#### [Problem]
Check every line of the data for the word "Messages", and copy those that have it.

(Records from a data collection)
___
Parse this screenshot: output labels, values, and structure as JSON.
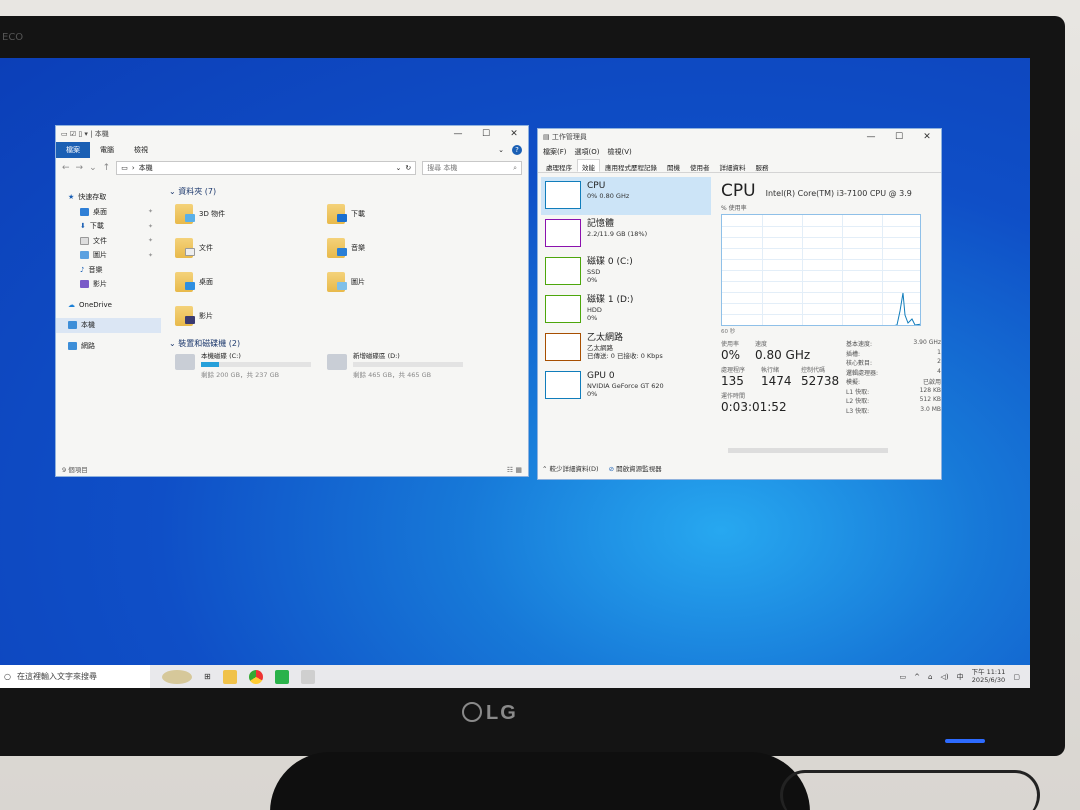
{
  "monitor": {
    "brand": "LG",
    "corner_text": "ECO"
  },
  "explorer": {
    "title": "本機",
    "ribbon_tabs": [
      "檔案",
      "電腦",
      "檢視"
    ],
    "help": "?",
    "address": "本機",
    "search_placeholder": "搜尋 本機",
    "nav": {
      "quick_access": "快速存取",
      "items": [
        {
          "label": "桌面",
          "icon": "desktop-icon",
          "pinned": true
        },
        {
          "label": "下載",
          "icon": "download-icon",
          "pinned": true
        },
        {
          "label": "文件",
          "icon": "document-icon",
          "pinned": true
        },
        {
          "label": "圖片",
          "icon": "picture-icon",
          "pinned": true
        },
        {
          "label": "音樂",
          "icon": "music-icon",
          "pinned": false
        },
        {
          "label": "影片",
          "icon": "video-icon",
          "pinned": false
        }
      ],
      "onedrive": "OneDrive",
      "this_pc": "本機",
      "network": "網路"
    },
    "folders_header": "資料夾 (7)",
    "folders": [
      "3D 物件",
      "下載",
      "文件",
      "音樂",
      "桌面",
      "圖片",
      "影片"
    ],
    "drives_header": "裝置和磁碟機 (2)",
    "drives": [
      {
        "name": "本機磁碟 (C:)",
        "free": "剩餘 200 GB，共 237 GB",
        "used_fraction": 0.16
      },
      {
        "name": "新增磁碟區 (D:)",
        "free": "剩餘 465 GB，共 465 GB",
        "used_fraction": 0.0
      }
    ],
    "status": "9 個項目"
  },
  "taskmgr": {
    "title": "工作管理員",
    "menu": [
      "檔案(F)",
      "選項(O)",
      "檢視(V)"
    ],
    "tabs": [
      "處理程序",
      "效能",
      "應用程式歷程記錄",
      "開機",
      "使用者",
      "詳細資料",
      "服務"
    ],
    "active_tab": "效能",
    "resources": [
      {
        "name": "CPU",
        "line1": "0% 0.80 GHz",
        "line2": "",
        "color": "#117dbb"
      },
      {
        "name": "記憶體",
        "line1": "2.2/11.9 GB (18%)",
        "line2": "",
        "color": "#8b12ae"
      },
      {
        "name": "磁碟 0 (C:)",
        "line1": "SSD",
        "line2": "0%",
        "color": "#4da60c"
      },
      {
        "name": "磁碟 1 (D:)",
        "line1": "HDD",
        "line2": "0%",
        "color": "#4da60c"
      },
      {
        "name": "乙太網路",
        "line1": "乙太網路",
        "line2": "已傳送: 0 已接收: 0 Kbps",
        "color": "#a74f01"
      },
      {
        "name": "GPU 0",
        "line1": "NVIDIA GeForce GT 620",
        "line2": "0%",
        "color": "#117dbb"
      }
    ],
    "cpu": {
      "heading": "CPU",
      "model": "Intel(R) Core(TM) i3-7100 CPU @ 3.9",
      "util_label": "% 使用率",
      "seconds_label": "60 秒",
      "stats": {
        "util_k": "使用率",
        "util_v": "0%",
        "speed_k": "速度",
        "speed_v": "0.80 GHz",
        "proc_k": "處理程序",
        "proc_v": "135",
        "threads_k": "執行緒",
        "threads_v": "1474",
        "handles_k": "控制代碼",
        "handles_v": "52738",
        "uptime_k": "運作時間",
        "uptime_v": "0:03:01:52"
      },
      "specs": [
        {
          "k": "基本速度:",
          "v": "3.90 GHz"
        },
        {
          "k": "插槽:",
          "v": "1"
        },
        {
          "k": "核心數目:",
          "v": "2"
        },
        {
          "k": "邏輯處理器:",
          "v": "4"
        },
        {
          "k": "模擬:",
          "v": "已啟用"
        },
        {
          "k": "L1 快取:",
          "v": "128 KB"
        },
        {
          "k": "L2 快取:",
          "v": "512 KB"
        },
        {
          "k": "L3 快取:",
          "v": "3.0 MB"
        }
      ]
    },
    "footer": {
      "fewer": "較少詳細資料(D)",
      "monitor": "開啟資源監視器"
    }
  },
  "taskbar": {
    "search_placeholder": "在這裡輸入文字來搜尋",
    "time": "下午 11:11",
    "date": "2025/6/30",
    "ime": "中"
  }
}
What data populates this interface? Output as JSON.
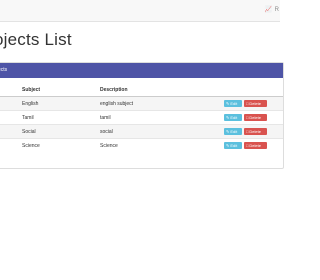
{
  "topbar": {
    "action_icon": "chart-icon",
    "action_label": "R"
  },
  "page": {
    "title": "ojects List"
  },
  "panel": {
    "heading": "ects"
  },
  "table": {
    "headers": [
      "",
      "Subject",
      "Description",
      ""
    ],
    "rows": [
      {
        "subject": "English",
        "description": "english subject"
      },
      {
        "subject": "Tamil",
        "description": "tamil"
      },
      {
        "subject": "Social",
        "description": "social"
      },
      {
        "subject": "Science",
        "description": "Science"
      }
    ],
    "edit_label": "Edit",
    "delete_label": "Delete"
  },
  "colors": {
    "panel_heading": "#4e54a6",
    "edit_button": "#5bc0de",
    "delete_button": "#d9534f"
  }
}
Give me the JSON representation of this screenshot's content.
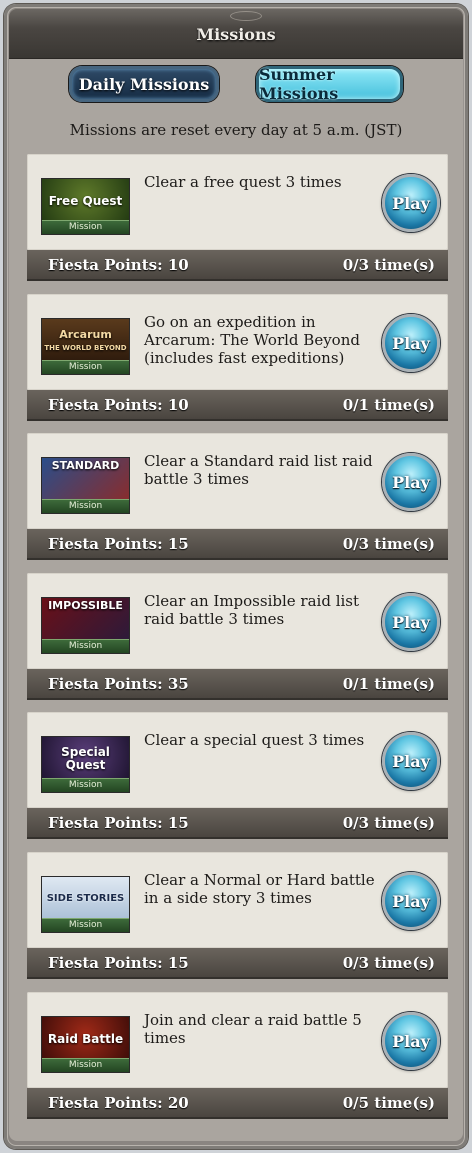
{
  "header": {
    "title": "Missions"
  },
  "tabs": [
    {
      "label": "Daily Missions",
      "active": false
    },
    {
      "label": "Summer Missions",
      "active": true
    }
  ],
  "reset_note": "Missions are reset every day at 5 a.m. (JST)",
  "play_label": "Play",
  "missions": [
    {
      "thumb_title": "Free Quest",
      "thumb_strip": "Mission",
      "icon": "free-quest-thumbnail",
      "description": "Clear a free quest 3 times",
      "points": "Fiesta Points: 10",
      "progress": "0/3 time(s)"
    },
    {
      "thumb_title": "Arcarum\nTHE WORLD BEYOND",
      "thumb_strip": "Mission",
      "icon": "arcarum-thumbnail",
      "description": "Go on an expedition in Arcarum: The World Beyond (includes fast expeditions)",
      "points": "Fiesta Points: 10",
      "progress": "0/1 time(s)"
    },
    {
      "thumb_title": "STANDARD",
      "thumb_strip": "Mission",
      "icon": "standard-raid-thumbnail",
      "description": "Clear a Standard raid list raid battle 3 times",
      "points": "Fiesta Points: 15",
      "progress": "0/3 time(s)"
    },
    {
      "thumb_title": "IMPOSSIBLE",
      "thumb_strip": "Mission",
      "icon": "impossible-raid-thumbnail",
      "description": "Clear an Impossible raid list raid battle 3 times",
      "points": "Fiesta Points: 35",
      "progress": "0/1 time(s)"
    },
    {
      "thumb_title": "Special Quest",
      "thumb_strip": "Mission",
      "icon": "special-quest-thumbnail",
      "description": "Clear a special quest 3 times",
      "points": "Fiesta Points: 15",
      "progress": "0/3 time(s)"
    },
    {
      "thumb_title": "SIDE STORIES",
      "thumb_strip": "Mission",
      "icon": "side-stories-thumbnail",
      "description": "Clear a Normal or Hard battle in a side story 3 times",
      "points": "Fiesta Points: 15",
      "progress": "0/3 time(s)"
    },
    {
      "thumb_title": "Raid Battle",
      "thumb_strip": "Mission",
      "icon": "raid-battle-thumbnail",
      "description": "Join and clear a raid battle 5 times",
      "points": "Fiesta Points: 20",
      "progress": "0/5 time(s)"
    }
  ]
}
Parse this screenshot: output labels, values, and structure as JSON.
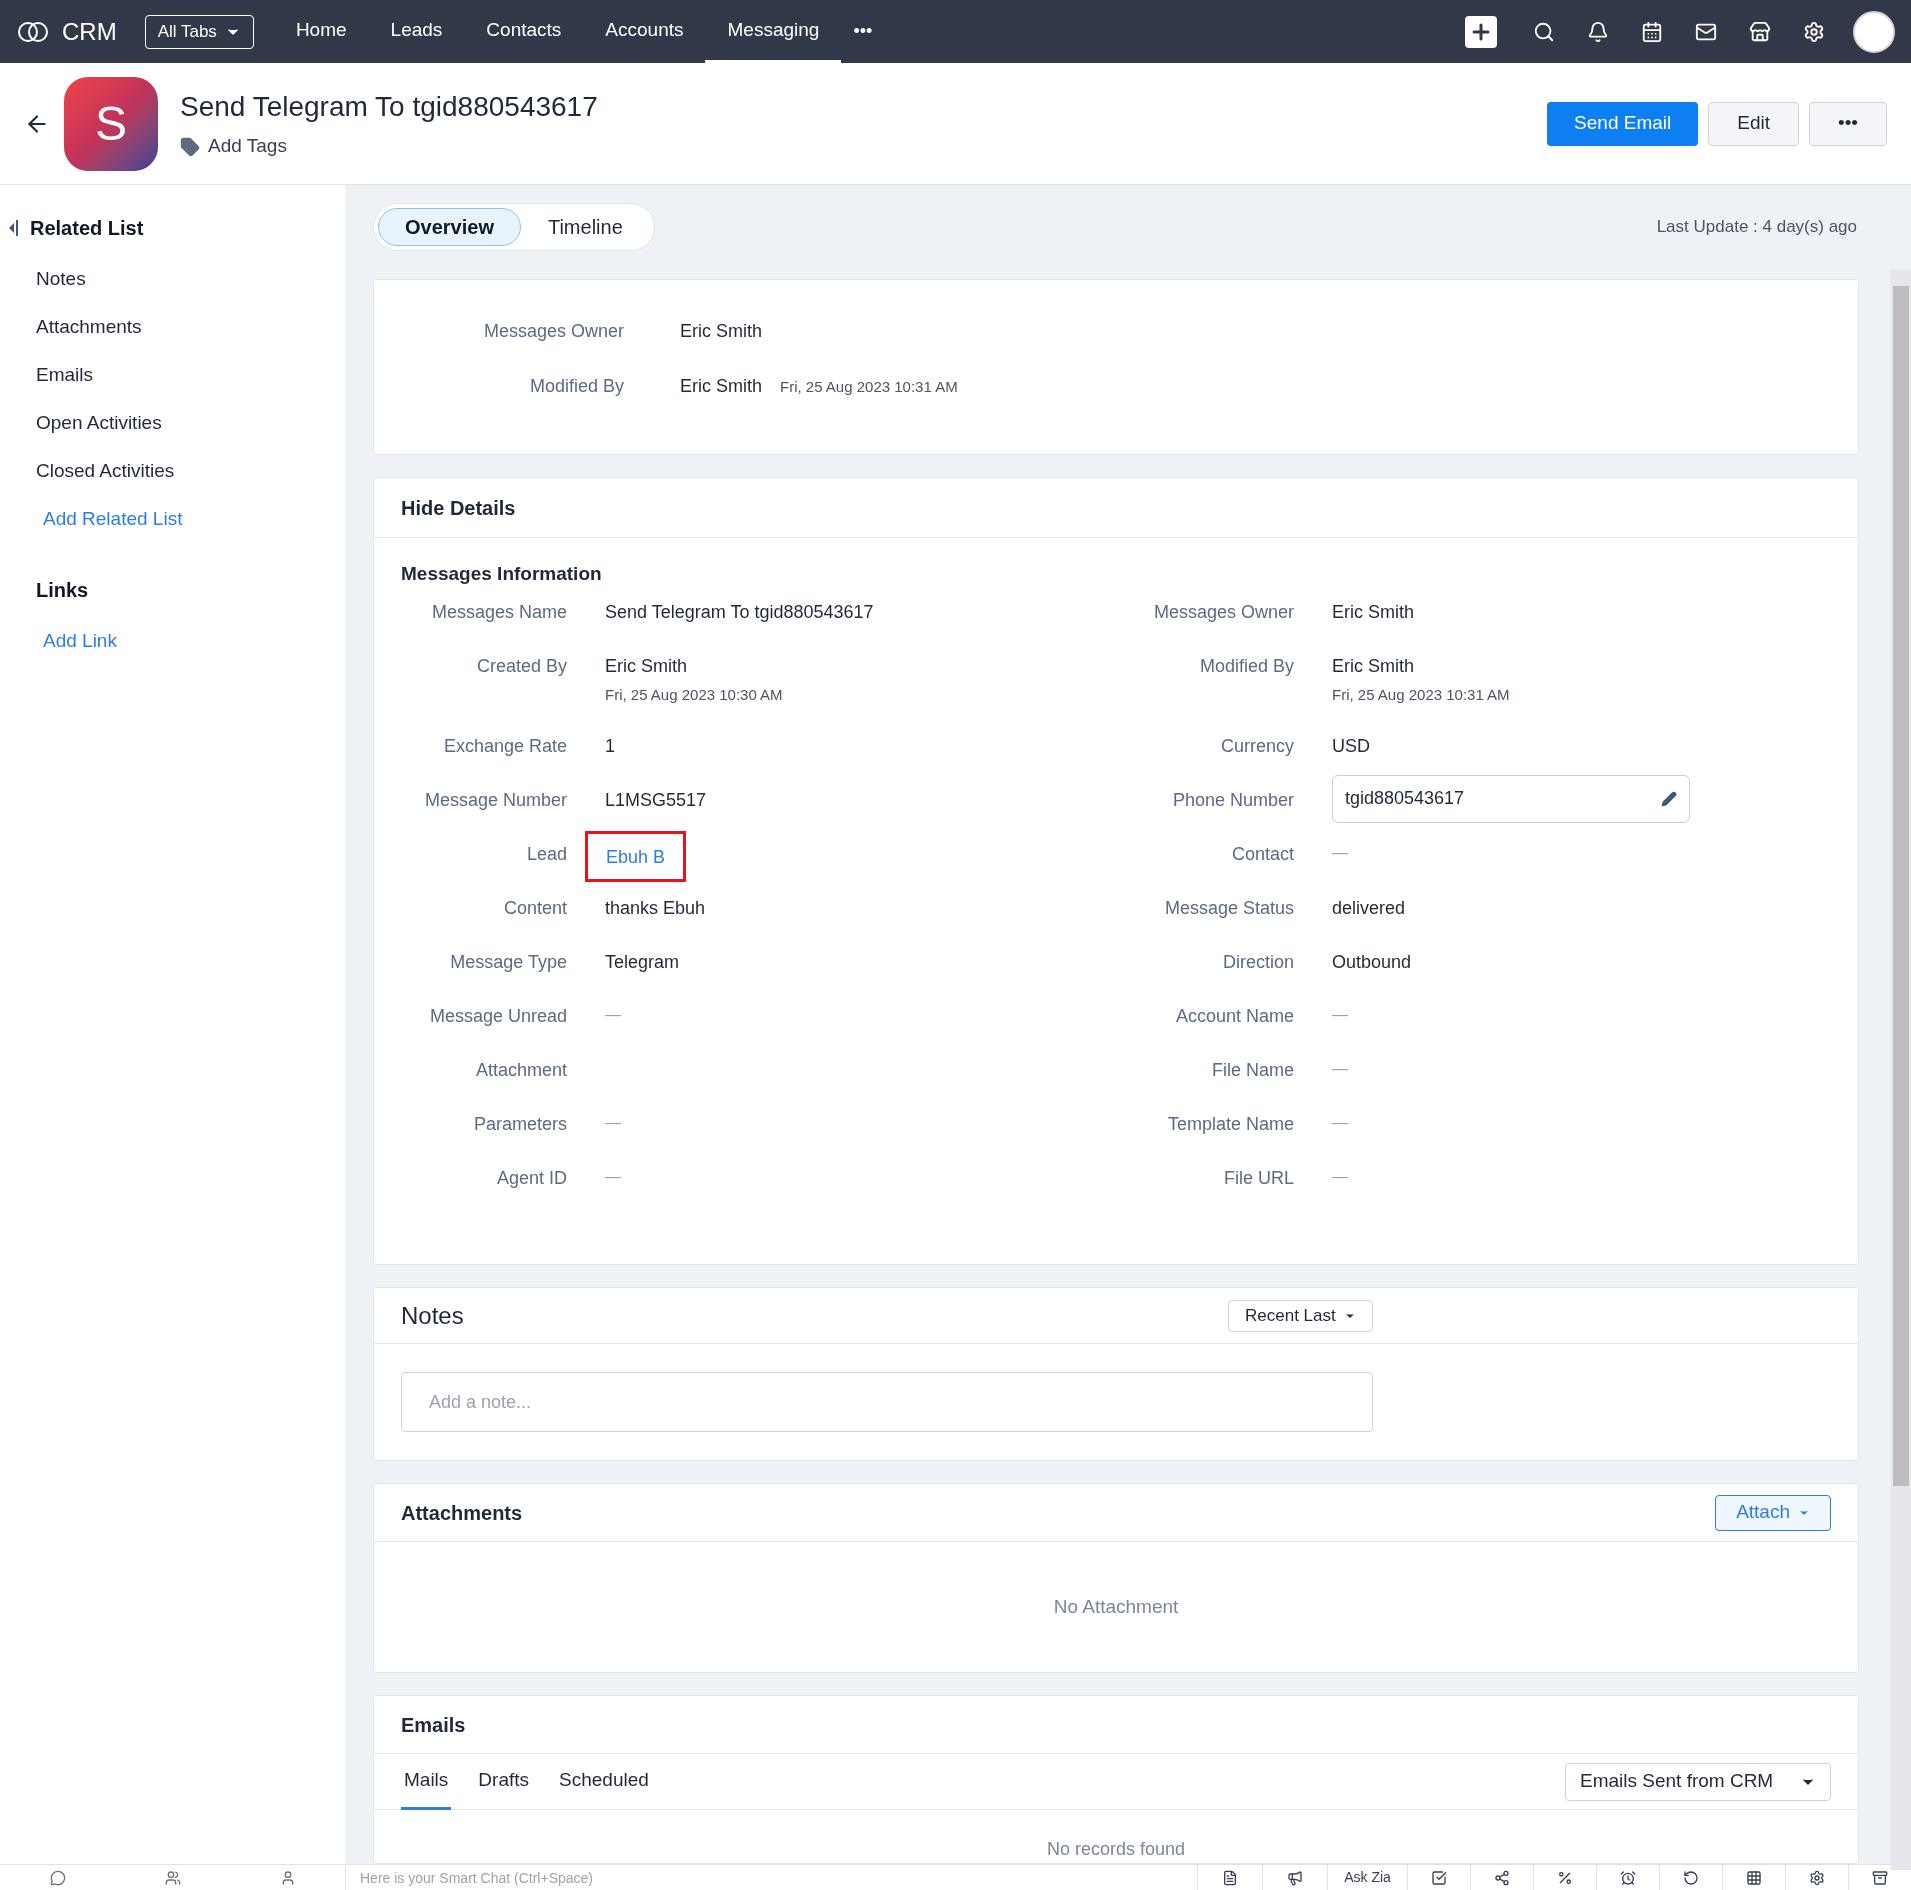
{
  "topbar": {
    "brand": "CRM",
    "all_tabs": "All Tabs",
    "tabs": [
      {
        "label": "Home",
        "selected": false
      },
      {
        "label": "Leads",
        "selected": false
      },
      {
        "label": "Contacts",
        "selected": false
      },
      {
        "label": "Accounts",
        "selected": false
      },
      {
        "label": "Messaging",
        "selected": true
      }
    ],
    "more": "•••"
  },
  "header": {
    "avatar_letter": "S",
    "title": "Send Telegram To tgid880543617",
    "add_tags": "Add Tags",
    "buttons": [
      {
        "label": "Send Email",
        "kind": "primary"
      },
      {
        "label": "Edit",
        "kind": "secondary"
      },
      {
        "label": "•••",
        "kind": "secondary"
      }
    ]
  },
  "sidebar": {
    "related_title": "Related List",
    "items": [
      {
        "label": "Notes",
        "kind": "item"
      },
      {
        "label": "Attachments",
        "kind": "item"
      },
      {
        "label": "Emails",
        "kind": "item"
      },
      {
        "label": "Open Activities",
        "kind": "item"
      },
      {
        "label": "Closed Activities",
        "kind": "item"
      },
      {
        "label": "Add Related List",
        "kind": "link"
      }
    ],
    "links_title": "Links",
    "links": [
      {
        "label": "Add Link",
        "kind": "link"
      }
    ]
  },
  "view_tabs": [
    {
      "label": "Overview",
      "selected": true
    },
    {
      "label": "Timeline",
      "selected": false
    }
  ],
  "last_update": "Last Update : 4 day(s) ago",
  "summary": [
    {
      "label": "Messages Owner",
      "value": "Eric Smith"
    },
    {
      "label": "Modified By",
      "value": "Eric Smith",
      "sub": "Fri, 25 Aug 2023 10:31 AM"
    }
  ],
  "details": {
    "toggle": "Hide Details",
    "section_title": "Messages Information",
    "rows": [
      [
        {
          "label": "Messages Name",
          "value": "Send Telegram To tgid880543617",
          "kind": "text",
          "highlighted": false
        },
        {
          "label": "Messages Owner",
          "value": "Eric Smith",
          "kind": "text",
          "highlighted": false
        }
      ],
      [
        {
          "label": "Created By",
          "value": "Eric Smith",
          "sub": "Fri, 25 Aug 2023 10:30 AM",
          "kind": "text",
          "highlighted": false
        },
        {
          "label": "Modified By",
          "value": "Eric Smith",
          "sub": "Fri, 25 Aug 2023 10:31 AM",
          "kind": "text",
          "highlighted": false
        }
      ],
      [
        {
          "label": "Exchange Rate",
          "value": "1",
          "kind": "text",
          "highlighted": false
        },
        {
          "label": "Currency",
          "value": "USD",
          "kind": "text",
          "highlighted": false
        }
      ],
      [
        {
          "label": "Message Number",
          "value": "L1MSG5517",
          "kind": "text",
          "highlighted": false
        },
        {
          "label": "Phone Number",
          "value": "tgid880543617",
          "kind": "input",
          "highlighted": false
        }
      ],
      [
        {
          "label": "Lead",
          "value": "Ebuh B",
          "kind": "link",
          "highlighted": true
        },
        {
          "label": "Contact",
          "value": "—",
          "kind": "dash",
          "highlighted": false
        }
      ],
      [
        {
          "label": "Content",
          "value": "thanks Ebuh",
          "kind": "text",
          "highlighted": false
        },
        {
          "label": "Message Status",
          "value": "delivered",
          "kind": "text",
          "highlighted": false
        }
      ],
      [
        {
          "label": "Message Type",
          "value": "Telegram",
          "kind": "text",
          "highlighted": false
        },
        {
          "label": "Direction",
          "value": "Outbound",
          "kind": "text",
          "highlighted": false
        }
      ],
      [
        {
          "label": "Message Unread",
          "value": "—",
          "kind": "dash",
          "highlighted": false
        },
        {
          "label": "Account Name",
          "value": "—",
          "kind": "dash",
          "highlighted": false
        }
      ],
      [
        {
          "label": "Attachment",
          "kind": "empty",
          "highlighted": false
        },
        {
          "label": "File Name",
          "value": "—",
          "kind": "dash",
          "highlighted": false
        }
      ],
      [
        {
          "label": "Parameters",
          "value": "—",
          "kind": "dash",
          "highlighted": false
        },
        {
          "label": "Template Name",
          "value": "—",
          "kind": "dash",
          "highlighted": false
        }
      ],
      [
        {
          "label": "Agent ID",
          "value": "—",
          "kind": "dash",
          "highlighted": false
        },
        {
          "label": "File URL",
          "value": "—",
          "kind": "dash",
          "highlighted": false
        }
      ]
    ]
  },
  "notes": {
    "title": "Notes",
    "sort": "Recent Last",
    "placeholder": "Add a note..."
  },
  "attachments": {
    "title": "Attachments",
    "button": "Attach",
    "empty": "No Attachment"
  },
  "emails": {
    "title": "Emails",
    "tabs": [
      {
        "label": "Mails",
        "selected": true
      },
      {
        "label": "Drafts",
        "selected": false
      },
      {
        "label": "Scheduled",
        "selected": false
      }
    ],
    "filter": "Emails Sent from CRM",
    "empty": "No records found"
  },
  "bottom_bar": {
    "chat_placeholder": "Here is your Smart Chat (Ctrl+Space)",
    "ask_zia": "Ask Zia"
  }
}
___
#### [Response box]
      "label": "Messages Owner",
    "section_title": "Messages Information",
          "label": "Messages Name",
          "label": "Messages Owner",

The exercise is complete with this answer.